━━ Record set
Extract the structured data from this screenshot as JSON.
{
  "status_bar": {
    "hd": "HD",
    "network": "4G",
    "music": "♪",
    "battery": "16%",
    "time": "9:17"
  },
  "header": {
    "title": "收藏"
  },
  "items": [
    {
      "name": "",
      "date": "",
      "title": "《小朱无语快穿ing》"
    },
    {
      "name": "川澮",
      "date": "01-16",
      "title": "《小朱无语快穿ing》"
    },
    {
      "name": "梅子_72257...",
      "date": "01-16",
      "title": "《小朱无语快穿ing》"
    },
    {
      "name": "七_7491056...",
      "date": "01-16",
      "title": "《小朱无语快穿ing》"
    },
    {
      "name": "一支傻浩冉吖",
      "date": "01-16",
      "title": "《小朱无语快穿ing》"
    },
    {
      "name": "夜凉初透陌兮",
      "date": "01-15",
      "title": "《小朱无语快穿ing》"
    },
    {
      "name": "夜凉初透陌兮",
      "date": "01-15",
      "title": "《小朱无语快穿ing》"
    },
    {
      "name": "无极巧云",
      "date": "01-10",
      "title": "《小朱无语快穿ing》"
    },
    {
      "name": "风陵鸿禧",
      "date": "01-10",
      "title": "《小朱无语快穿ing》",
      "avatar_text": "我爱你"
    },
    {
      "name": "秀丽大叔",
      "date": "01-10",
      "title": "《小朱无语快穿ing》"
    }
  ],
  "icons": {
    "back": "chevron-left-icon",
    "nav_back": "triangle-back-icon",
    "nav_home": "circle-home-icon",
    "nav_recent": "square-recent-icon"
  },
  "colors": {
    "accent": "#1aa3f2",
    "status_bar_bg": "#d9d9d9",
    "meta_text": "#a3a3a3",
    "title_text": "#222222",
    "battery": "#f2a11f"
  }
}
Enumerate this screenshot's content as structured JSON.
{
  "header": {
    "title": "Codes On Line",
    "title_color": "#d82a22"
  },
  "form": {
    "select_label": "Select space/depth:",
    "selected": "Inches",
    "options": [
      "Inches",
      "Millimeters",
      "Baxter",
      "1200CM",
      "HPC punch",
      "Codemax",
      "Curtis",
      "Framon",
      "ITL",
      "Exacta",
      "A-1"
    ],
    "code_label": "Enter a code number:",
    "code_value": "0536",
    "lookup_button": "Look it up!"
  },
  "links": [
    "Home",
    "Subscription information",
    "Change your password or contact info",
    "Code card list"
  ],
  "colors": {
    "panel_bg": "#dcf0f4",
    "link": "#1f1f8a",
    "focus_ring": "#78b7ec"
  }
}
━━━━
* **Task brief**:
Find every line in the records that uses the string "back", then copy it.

* **Completed exercise**:
    "back": "chevron-left-icon",
    "nav_back": "triangle-back-icon",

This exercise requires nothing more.